Acknowledging that so many cases of C. diff originate in hospitals, the federal government is considering adding it to a list of conditions that “could reasonably have been prevented,” and are therefore not reimbursable to hospitals under Medicare.

Medicare hopes to encourage hospitals to clean up their act--literally--by taking greater precautions in disinfecting surfaces, washing hands and wearing sterile garments.

“These are things you watch on ‘ER,’ but they’re not always observed,” said Ellen Griffith, spokeswoman for the Center for Medicare Services.

In addition, there is a push to have physicians revisit how they prescribe antibiotics, the leading risk factor for C. diff. Excessive antibiotic intake destroys the body’s normal bacteria, which otherwise fight against the disease.

Using too many antibiotics is “like spraying Agent Orange,” Dr. Ron Whitmont, a homeopathic physician, said. “Not only does it kill the bad stuff, it kills the good stuff as well.”

Ironically, most doctors turn to antibiotics to treat C. diff. But homeopathic physicians argue these drugs are just feeding the problem.

“Once you start treating it you might be successful, but down the road it might not respond,” Whitmont said. “You enter a merry-go-round. It doesn’t really deal with the problem.”

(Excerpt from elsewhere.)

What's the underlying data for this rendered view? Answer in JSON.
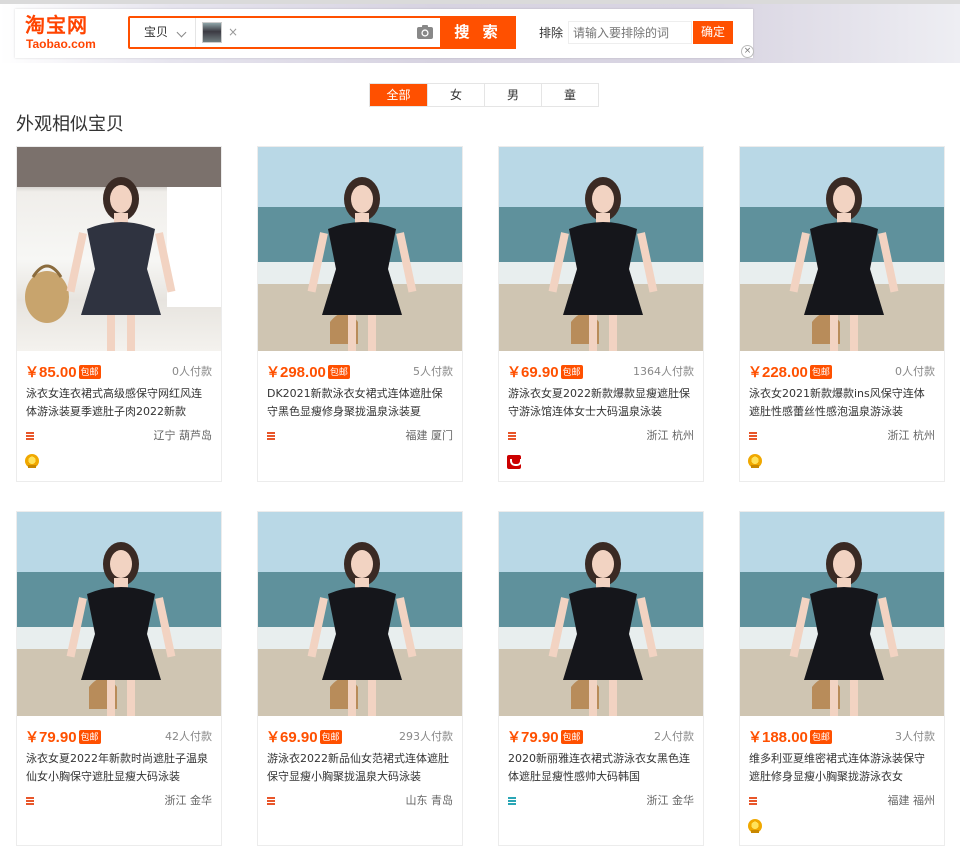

But some doctors recently have reported decreasing antibiotic prescriptions by up to 30 percent, McDonald said.

Meanwhile, he said, hospitals have begun to implement more stringent sanitation protocols, including mandatory isolation of suspected C. diff patients.

“The public should not be overly alarmed,” Septimus said. “We’ve made strides in learning about the disease and controlling it.”

That’s of little comfort to Nelson.

She was, technically, C. diff-free after the typical 10 days of antibiotic treatment. But over three years after her diagnosis, she continues to suffer from a host of related diseases, including gastritis and minor hypertension. In April she will have surgery to correct acid reflux.

“Once C. diff gets inside you, it goes wild,” she said.

Nelson, nevertheless, continues to search for ways to return to health.

“I'm the kind of person that always has hope, and I will exhaust every avenue to find an answer.”